In Chapter 8 of 12 in his 2011 Capture Your Flag interview with host Erik Michielsen, IndieGoGo co-founder and entrepreneur Slava Rubin answers "What Factors Informed Your Decision on Whether to Use Convertible Debt or Equity Financing?" Understanding money source - sophisticated vs. non-sophisticated - is a fundamental first step. Sophisticated investors, which includes angels and venture capital firms, tend to have more valuation experience. Non-sophisticated investors, which includes friends and family, tend to be less valuation savvy. Rubin notes convertible debt financing offers valuation flexibility good for working with non-sophisticated investors. Given the lower startup costs and increasing number of non-sophisticated investors entering the financing pool, many early stage startups are choosing this over equity. Rubin is co-founder and CEO of IndieGoGo.com, a crowdfunding startup whose platform helps individuals and groups finance their passions. Before IndieGoGo, Rubin worked in management consulting for Diamond Consulting, now a PWC company. Rubin founded and manages non-profit Music Against Myeloma to raise funds and awareness to fight cancer. He earned a BBA from the Wharton School at the University of Pennsylvania.

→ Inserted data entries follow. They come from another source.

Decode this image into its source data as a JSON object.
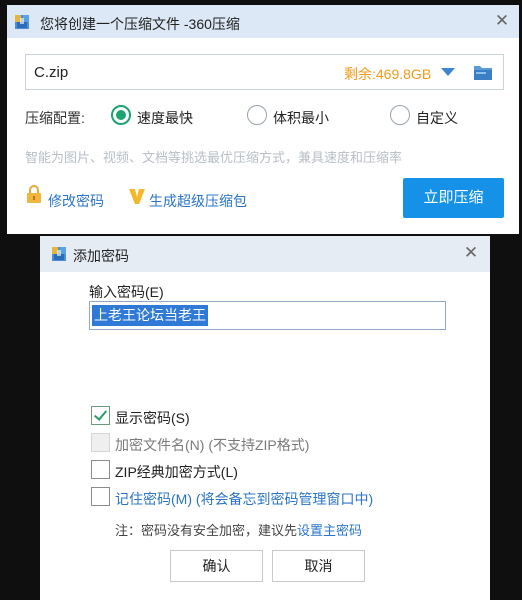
{
  "main_window": {
    "title": "您将创建一个压缩文件 -360压缩",
    "file_name": "C.zip",
    "remaining": "剩余:469.8GB",
    "config_label": "压缩配置:",
    "options": [
      {
        "label": "速度最快",
        "selected": true
      },
      {
        "label": "体积最小",
        "selected": false
      },
      {
        "label": "自定义",
        "selected": false
      }
    ],
    "hint": "智能为图片、视频、文档等挑选最优压缩方式，兼具速度和压缩率",
    "change_password": "修改密码",
    "super_package": "生成超级压缩包",
    "compress_now": "立即压缩"
  },
  "password_dialog": {
    "title": "添加密码",
    "input_label": "输入密码(E)",
    "input_value": "上老王论坛当老王",
    "checkboxes": [
      {
        "label": "显示密码(S)",
        "checked": true,
        "disabled": false
      },
      {
        "label": "加密文件名(N) (不支持ZIP格式)",
        "checked": false,
        "disabled": true
      },
      {
        "label": "ZIP经典加密方式(L)",
        "checked": false,
        "disabled": false
      },
      {
        "label": "记住密码(M) (将会备忘到密码管理窗口中)",
        "checked": false,
        "disabled": false
      }
    ],
    "note_prefix": "注：密码没有安全加密，建议先",
    "note_link": "设置主密码",
    "ok": "确认",
    "cancel": "取消"
  },
  "colors": {
    "accent_blue": "#1592e8",
    "link_blue": "#2b74c7",
    "remaining_orange": "#f09a1a",
    "radio_green": "#1da36f",
    "selection_blue": "#2f7ad6"
  },
  "icons": [
    "app-icon",
    "close-icon",
    "dropdown-arrow-icon",
    "folder-icon",
    "lock-icon",
    "v-icon",
    "checkmark-icon"
  ]
}
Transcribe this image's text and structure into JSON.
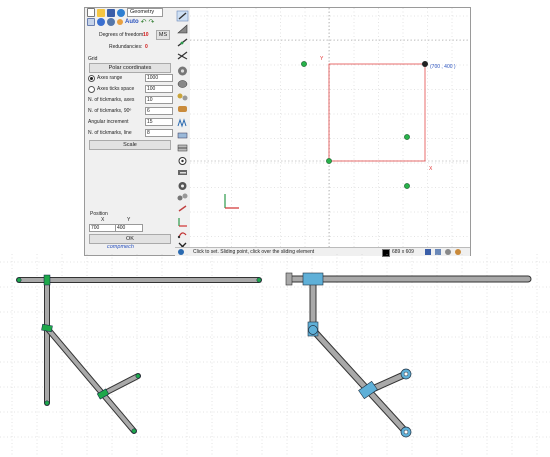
{
  "toolbar": {
    "workspace_value": "Geometry",
    "auto_label": "Auto",
    "icons": [
      "new-file-icon",
      "open-folder-icon",
      "save-icon",
      "globe-icon",
      "undo-icon",
      "redo-icon"
    ]
  },
  "panel": {
    "dof_label": "Degrees of freedom:",
    "dof_value": "10",
    "ms_label": "MS",
    "redundancies_label": "Redundancies:",
    "redundancies_value": "0",
    "grid_label": "Grid",
    "polar_button": "Polar coordinates",
    "axes_range_label": "Axes range",
    "axes_range_value": "1000",
    "axes_ticks_label": "Axes ticks space",
    "axes_ticks_value": "100",
    "tickmarks_axes_label": "N. of tickmarks, axes",
    "tickmarks_axes_value": "10",
    "tickmarks_90_label": "N. of tickmarks, 90º",
    "tickmarks_90_value": "6",
    "angular_label": "Angular increment",
    "angular_value": "15",
    "tickmarks_line_label": "N. of tickmarks, line",
    "tickmarks_line_value": "8",
    "scale_button": "Scale",
    "position_label": "Position",
    "x_label": "X",
    "y_label": "Y",
    "x_value": "700",
    "y_value": "400",
    "ok_button": "OK",
    "logo_text": "compmech"
  },
  "canvas": {
    "y_axis_label": "Y",
    "x_axis_label": "X",
    "point_label": "(700 , 400 )"
  },
  "status": {
    "message": "Click to set. Sliding point, click over the sliding element",
    "size": "689 x 609"
  },
  "colors": {
    "link_fill": "#a9a9a9",
    "joint_green": "#1ea84a",
    "joint_blue": "#5fb0d8",
    "axis_red": "#e03030",
    "point_green": "#27b24a",
    "grid_dot": "#9a9a9a"
  }
}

Erik: What factors inform your decision on whether to use convertible debt or equity financing?
Slava: Yeah, I mean I think it’s really important, especially today, as you’re able to accomplish a lot more with your business and prove a lot more with less money, it’s really important to decide where your money is coming from, whether that be coming from institutions, or from angels who are sophisticated, or maybe just friends and family, and as you do that, what you don’t wanna do is get stuck with evaluation from people that don’t really, should we say, have an understanding of your business and aren’t really experts in doing evaluations. So it’s really important to know how much money you’re trying to raise and where you’re at in the life cycle of your business. I think you’re seeing a lot more people using convertible debt these days because it comes much quicker, there’s a lot less terms, and you’re finding a lot more money from folks that aren’t official, sophisticated VCs. So with all that new money on the table, you don’t want to lock yourself down with evaluation that might not be appropriate whether it be too low or too high, so convertible debt is definitely interesting for folks in the earlier part of their process. From a VC investment perspective or equity, there comes a point where folks need to know exactly how much they own, and they like to know their percentages and how much they’re gonna be involved in the company. So as you get further into the life cycle, I think that becomes really important.